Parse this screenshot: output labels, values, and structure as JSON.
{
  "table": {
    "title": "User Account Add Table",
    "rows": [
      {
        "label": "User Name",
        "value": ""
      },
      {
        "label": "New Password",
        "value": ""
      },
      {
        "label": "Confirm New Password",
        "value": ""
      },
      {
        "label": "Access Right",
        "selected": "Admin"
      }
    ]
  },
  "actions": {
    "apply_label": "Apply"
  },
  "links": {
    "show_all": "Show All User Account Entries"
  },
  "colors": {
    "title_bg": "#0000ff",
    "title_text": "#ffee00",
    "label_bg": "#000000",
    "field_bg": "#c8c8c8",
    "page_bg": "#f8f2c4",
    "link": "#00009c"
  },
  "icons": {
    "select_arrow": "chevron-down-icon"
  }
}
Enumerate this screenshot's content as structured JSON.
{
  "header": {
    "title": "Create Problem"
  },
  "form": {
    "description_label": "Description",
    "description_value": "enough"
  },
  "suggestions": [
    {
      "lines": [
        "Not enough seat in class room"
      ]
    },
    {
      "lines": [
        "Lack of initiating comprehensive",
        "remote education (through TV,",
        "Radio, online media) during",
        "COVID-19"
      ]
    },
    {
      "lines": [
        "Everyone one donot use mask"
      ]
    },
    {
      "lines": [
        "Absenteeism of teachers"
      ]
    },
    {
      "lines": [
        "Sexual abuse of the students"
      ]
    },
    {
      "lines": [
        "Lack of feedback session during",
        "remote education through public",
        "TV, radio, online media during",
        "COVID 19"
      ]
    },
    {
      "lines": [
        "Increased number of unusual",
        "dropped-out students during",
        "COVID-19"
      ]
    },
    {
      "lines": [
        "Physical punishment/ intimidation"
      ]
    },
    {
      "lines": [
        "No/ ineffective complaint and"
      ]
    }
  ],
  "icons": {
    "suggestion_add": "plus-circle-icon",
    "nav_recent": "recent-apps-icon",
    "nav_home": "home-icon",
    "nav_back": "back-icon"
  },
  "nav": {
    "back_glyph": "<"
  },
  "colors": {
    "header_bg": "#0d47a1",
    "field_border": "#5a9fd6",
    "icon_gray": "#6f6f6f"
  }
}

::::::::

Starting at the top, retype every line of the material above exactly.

TASK RESULT:
Parse this screenshot: output labels, values, and structure as JSON.
{
  "table": {
    "title": "User Account Add Table",
    "rows": [
      {
        "label": "User Name",
        "value": ""
      },
      {
        "label": "New Password",
        "value": ""
      },
      {
        "label": "Confirm New Password",
        "value": ""
      },
      {
        "label": "Access Right",
        "selected": "Admin"
      }
    ]
  },
  "actions": {
    "apply_label": "Apply"
  },
  "links": {
    "show_all": "Show All User Account Entries"
  },
  "colors": {
    "title_bg": "#0000ff",
    "title_text": "#ffee00",
    "label_bg": "#000000",
    "field_bg": "#c8c8c8",
    "page_bg": "#f8f2c4",
    "link": "#00009c"
  },
  "icons": {
    "select_arrow": "chevron-down-icon"
  }
}
Enumerate this screenshot's content as structured JSON.
{
  "header": {
    "title": "Create Problem"
  },
  "form": {
    "description_label": "Description",
    "description_value": "enough"
  },
  "suggestions": [
    {
      "lines": [
        "Not enough seat in class room"
      ]
    },
    {
      "lines": [
        "Lack of initiating comprehensive",
        "remote education (through TV,",
        "Radio, online media) during",
        "COVID-19"
      ]
    },
    {
      "lines": [
        "Everyone one donot use mask"
      ]
    },
    {
      "lines": [
        "Absenteeism of teachers"
      ]
    },
    {
      "lines": [
        "Sexual abuse of the students"
      ]
    },
    {
      "lines": [
        "Lack of feedback session during",
        "remote education through public",
        "TV, radio, online media during",
        "COVID 19"
      ]
    },
    {
      "lines": [
        "Increased number of unusual",
        "dropped-out students during",
        "COVID-19"
      ]
    },
    {
      "lines": [
        "Physical punishment/ intimidation"
      ]
    },
    {
      "lines": [
        "No/ ineffective complaint and"
      ]
    }
  ],
  "icons": {
    "suggestion_add": "plus-circle-icon",
    "nav_recent": "recent-apps-icon",
    "nav_home": "home-icon",
    "nav_back": "back-icon"
  },
  "nav": {
    "back_glyph": "<"
  },
  "colors": {
    "header_bg": "#0d47a1",
    "field_border": "#5a9fd6",
    "icon_gray": "#6f6f6f"
  }
}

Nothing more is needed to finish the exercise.